The International Federation of Model Auto Racing (IFMAR) is the world governing body of professional radio controlled racing.

The organization was created in 1979 by professional racer and RC model entrepreneur Ted Longshaw. At that time, many different governing bodies operated under their own rules throughout the world. IFMAR was conceived as a way to bring the different, fragmented organizations under a single, governing body. IFMAR's constitution also promotes international friendship and sportsmanship.

Each of the member blocs organizes the IFMAR World Championship event on behalf of IFMAR.

Masami Hirosaka is perhaps the world's most distinguished racer. He has a record of 14 IFMAR World Championships, followed by Lamberto Collari with 8 individual WC plus 1 team title, all within a single category.



Governing bodies:
IFMAR governs RC racing through four international governing bodies, or "blocs" representing 45 member nations and with full voting rights:
European Federation of Radio Operated Model Automobiles (EFRA) – Oversees racing in Europe.
Far East Model Car Association (FEMCA) – Governs Australasia and Asia.
Remotely Operated Auto Racers (ROAR) – Oversees and promotes races in Canada and the United States of America and is credited with producing more world champion drivers than any other bloc.
Fourth Association of Model Auto Racing (FAMAR) – The newest IFMAR bloc and oversees Argentina, Brazil, Colombia, Mexico, South Africa, Uruguay, Chile and Venezuela.

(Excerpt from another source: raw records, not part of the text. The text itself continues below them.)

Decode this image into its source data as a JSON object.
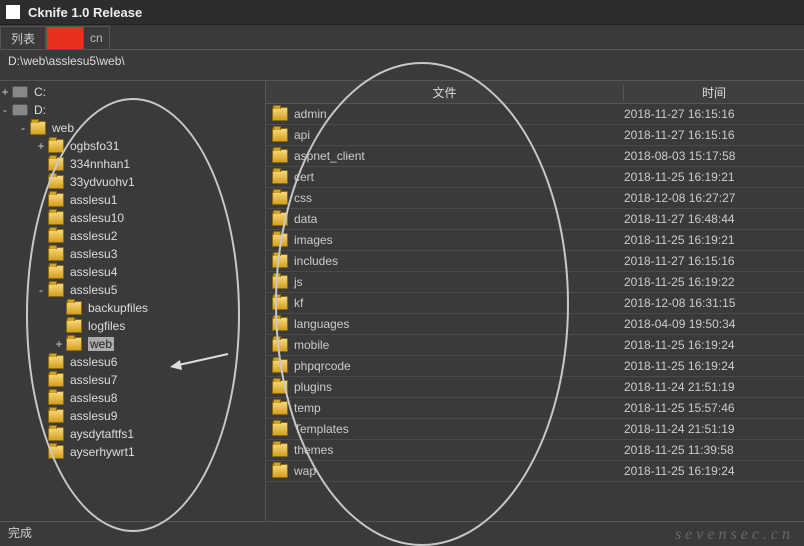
{
  "title": "Cknife 1.0 Release",
  "tabs": {
    "list": "列表",
    "redacted": " ",
    "suffix": "cn"
  },
  "path": "D:\\web\\asslesu5\\web\\",
  "file_header": {
    "name": "文件",
    "time": "时间"
  },
  "tree": [
    {
      "depth": 0,
      "exp": "+",
      "kind": "drive",
      "label": "C:"
    },
    {
      "depth": 0,
      "exp": "-",
      "kind": "drive",
      "label": "D:"
    },
    {
      "depth": 1,
      "exp": "-",
      "kind": "folder",
      "label": "web"
    },
    {
      "depth": 2,
      "exp": "+",
      "kind": "folder",
      "label": "ogbsfo31"
    },
    {
      "depth": 2,
      "exp": "",
      "kind": "folder",
      "label": "334nnhan1"
    },
    {
      "depth": 2,
      "exp": "",
      "kind": "folder",
      "label": "33ydvuohv1"
    },
    {
      "depth": 2,
      "exp": "",
      "kind": "folder",
      "label": "asslesu1"
    },
    {
      "depth": 2,
      "exp": "",
      "kind": "folder",
      "label": "asslesu10"
    },
    {
      "depth": 2,
      "exp": "",
      "kind": "folder",
      "label": "asslesu2"
    },
    {
      "depth": 2,
      "exp": "",
      "kind": "folder",
      "label": "asslesu3"
    },
    {
      "depth": 2,
      "exp": "",
      "kind": "folder",
      "label": "asslesu4"
    },
    {
      "depth": 2,
      "exp": "-",
      "kind": "folder",
      "label": "asslesu5"
    },
    {
      "depth": 3,
      "exp": "",
      "kind": "folder",
      "label": "backupfiles"
    },
    {
      "depth": 3,
      "exp": "",
      "kind": "folder",
      "label": "logfiles"
    },
    {
      "depth": 3,
      "exp": "+",
      "kind": "folder",
      "label": "web",
      "selected": true
    },
    {
      "depth": 2,
      "exp": "",
      "kind": "folder",
      "label": "asslesu6"
    },
    {
      "depth": 2,
      "exp": "",
      "kind": "folder",
      "label": "asslesu7"
    },
    {
      "depth": 2,
      "exp": "",
      "kind": "folder",
      "label": "asslesu8"
    },
    {
      "depth": 2,
      "exp": "",
      "kind": "folder",
      "label": "asslesu9"
    },
    {
      "depth": 2,
      "exp": "",
      "kind": "folder",
      "label": "aysdytaftfs1"
    },
    {
      "depth": 2,
      "exp": "",
      "kind": "folder",
      "label": "ayserhywrt1"
    }
  ],
  "files": [
    {
      "name": "admin",
      "time": "2018-11-27 16:15:16"
    },
    {
      "name": "api",
      "time": "2018-11-27 16:15:16"
    },
    {
      "name": "aspnet_client",
      "time": "2018-08-03 15:17:58"
    },
    {
      "name": "cert",
      "time": "2018-11-25 16:19:21"
    },
    {
      "name": "css",
      "time": "2018-12-08 16:27:27"
    },
    {
      "name": "data",
      "time": "2018-11-27 16:48:44"
    },
    {
      "name": "images",
      "time": "2018-11-25 16:19:21"
    },
    {
      "name": "includes",
      "time": "2018-11-27 16:15:16"
    },
    {
      "name": "js",
      "time": "2018-11-25 16:19:22"
    },
    {
      "name": "kf",
      "time": "2018-12-08 16:31:15"
    },
    {
      "name": "languages",
      "time": "2018-04-09 19:50:34"
    },
    {
      "name": "mobile",
      "time": "2018-11-25 16:19:24"
    },
    {
      "name": "phpqrcode",
      "time": "2018-11-25 16:19:24"
    },
    {
      "name": "plugins",
      "time": "2018-11-24 21:51:19"
    },
    {
      "name": "temp",
      "time": "2018-11-25 15:57:46"
    },
    {
      "name": "Templates",
      "time": "2018-11-24 21:51:19"
    },
    {
      "name": "themes",
      "time": "2018-11-25 11:39:58"
    },
    {
      "name": "wap",
      "time": "2018-11-25 16:19:24"
    }
  ],
  "status": "完成",
  "watermark": "sevensec.cn"
}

  1. Ted Longshaw United Kingdom 1979–1995
  2. John D. Grant Australia 1995–2005
  3. E Dallas Mathiesen Sweden 2005–


Eligibility to IFMAR World Championship event:

To be allowed to compete in an IFMAR World Championship event, the competitor has to be a member of a national body (such as ROAR of North America, SARDA from South Africa, BRCA from the United Kingdom, etc.). The competitor has to contact a representative of the body who will determine if they are competent enough to compete in the world championship round. The driver does not specifically have to have qualified in that discipline in which they choose to race (e.g. a driver who is competent in 1:10 on road racing wishes to qualify for 1:8 off-road).